The first big challenge was the quest for a great location. Louisville has an embarrassment of riches when it comes to high-quality, locally roasted java. Louisville coffee lovers can choose between Sunergos, Quills, Java Brewing Co., Argo Sons, and Red Hot Roasters. Please and Thank You has great locally roasted coffee and award-winning cookies. Then there’s Gralehaus, a new spot that imports artisan coffee from Chicago’s Inteligensia, and of course Heine Bros.’ has a plethora of local stores.

Louisville has it’s fair share of Starbucks, too, and while a locavore like myself might ignore them, it would be foolish for a new coffee shop to open without taking their multitude of locations into account.

A business lives and dies by location, and rent can be the biggest expense. So what are a couple of young go-getters to do?

Young and Temple found the answer that a number of motivated Louisville entrepreneurs have found. They went the truck route.

A food truck is a relatively cheap way to go into business. Not having a fixed location “keeps our monthly expenses down. Makes it possible for two guys to earn a living,” says Temple. It also allows owners to maximize their profits by finding high points of sale, and going directly to them.

Temple and Young spent the first months of our particularly frigid winter prepping their truck and getting it ready. They bought a used espresso machine on Craigslist. That presented a unique challenge: “The espresso machine draws 3,500 watts,” says Temple. The duo had to “bite the bullet” and buy a huge Honda generator, which presented another hurdle; the generator creates sounds in excess of 70 decibels. So they built a sound-dampening cabinet. It sits out back of the truck when it’s in operation, and quite frankly, it’s adorable.

When it came time to pick their coffee they knew they wanted to go local. They chose local roasters Sunergos coffee. “They are precise, they care about what they are doing,” says Temple. While Temple was a passionate coffee drinker with a refined palette, neither he nor Young had any hands-on experience in the field, so Sunergos also provided training, sharing their expertise in the form of award-winning latte artist and longtime employee Kenny Smith.

Young and Temple must be quick learners. The Americano they served me had a great flavor profile, and it hit my tongue in all the right places. The crema was nice and thick with oil and solids. Even better, as we talked I asked so many questions that my drink got cold.

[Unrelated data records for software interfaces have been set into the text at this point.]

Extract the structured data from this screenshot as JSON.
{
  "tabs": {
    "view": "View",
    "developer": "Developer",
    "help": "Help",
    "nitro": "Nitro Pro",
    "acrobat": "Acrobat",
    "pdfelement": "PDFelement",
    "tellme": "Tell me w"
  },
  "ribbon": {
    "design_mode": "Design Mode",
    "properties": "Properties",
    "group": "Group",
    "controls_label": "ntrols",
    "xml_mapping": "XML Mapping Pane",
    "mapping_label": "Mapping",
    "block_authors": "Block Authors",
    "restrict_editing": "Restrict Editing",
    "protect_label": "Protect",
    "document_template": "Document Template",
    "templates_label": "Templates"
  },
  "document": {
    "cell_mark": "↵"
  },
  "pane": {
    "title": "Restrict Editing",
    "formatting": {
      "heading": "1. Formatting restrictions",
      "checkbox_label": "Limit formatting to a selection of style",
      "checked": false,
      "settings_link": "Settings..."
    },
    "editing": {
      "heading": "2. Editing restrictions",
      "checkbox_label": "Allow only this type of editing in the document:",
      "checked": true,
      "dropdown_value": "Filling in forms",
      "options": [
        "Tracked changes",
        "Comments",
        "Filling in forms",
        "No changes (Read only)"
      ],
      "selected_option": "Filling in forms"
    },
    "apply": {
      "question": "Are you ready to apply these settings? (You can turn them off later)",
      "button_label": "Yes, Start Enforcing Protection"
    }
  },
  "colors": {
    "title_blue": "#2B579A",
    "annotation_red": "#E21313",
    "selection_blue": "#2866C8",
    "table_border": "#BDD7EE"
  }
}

It was still tasty at room temperature, a sure sign that it had been made well. Lesser Americano’s become horribly bitter when they cool off.

Blackbeard has a relatively simple menu featuring espresso drinks like lattes, mochas, espressos, and cappuccinos. There is always a fresh pot of Sunergos coffee brewed. Expect cold and frozen drinks to slowly join the menu as the weather heats up and the truck builds a steady clientele.

The food menu is still growing, too. I sampled an Uncle Joe’s cinnamon roll. The pastry was microwaved, which didn’t thrill me, but the quality—including the tasty icing—was mostly able to overcome the less-than-ideal reheating process.

The plan is to run the truck year-round, because according to Temple, “If it’s cold, you still want coffee.” When asked about the potential for future polar vortexes, Temple admits, “It can only be so cold.”

With more warm days on the horizon, Blackbeard is building up its regulars. You can often find them doing business on Jefferson Street in front of the courthouse or serving it up at Humana near the waterfront. The social media savvy can friend them on Facebook for up-to-date schedules on when and where they will be serving.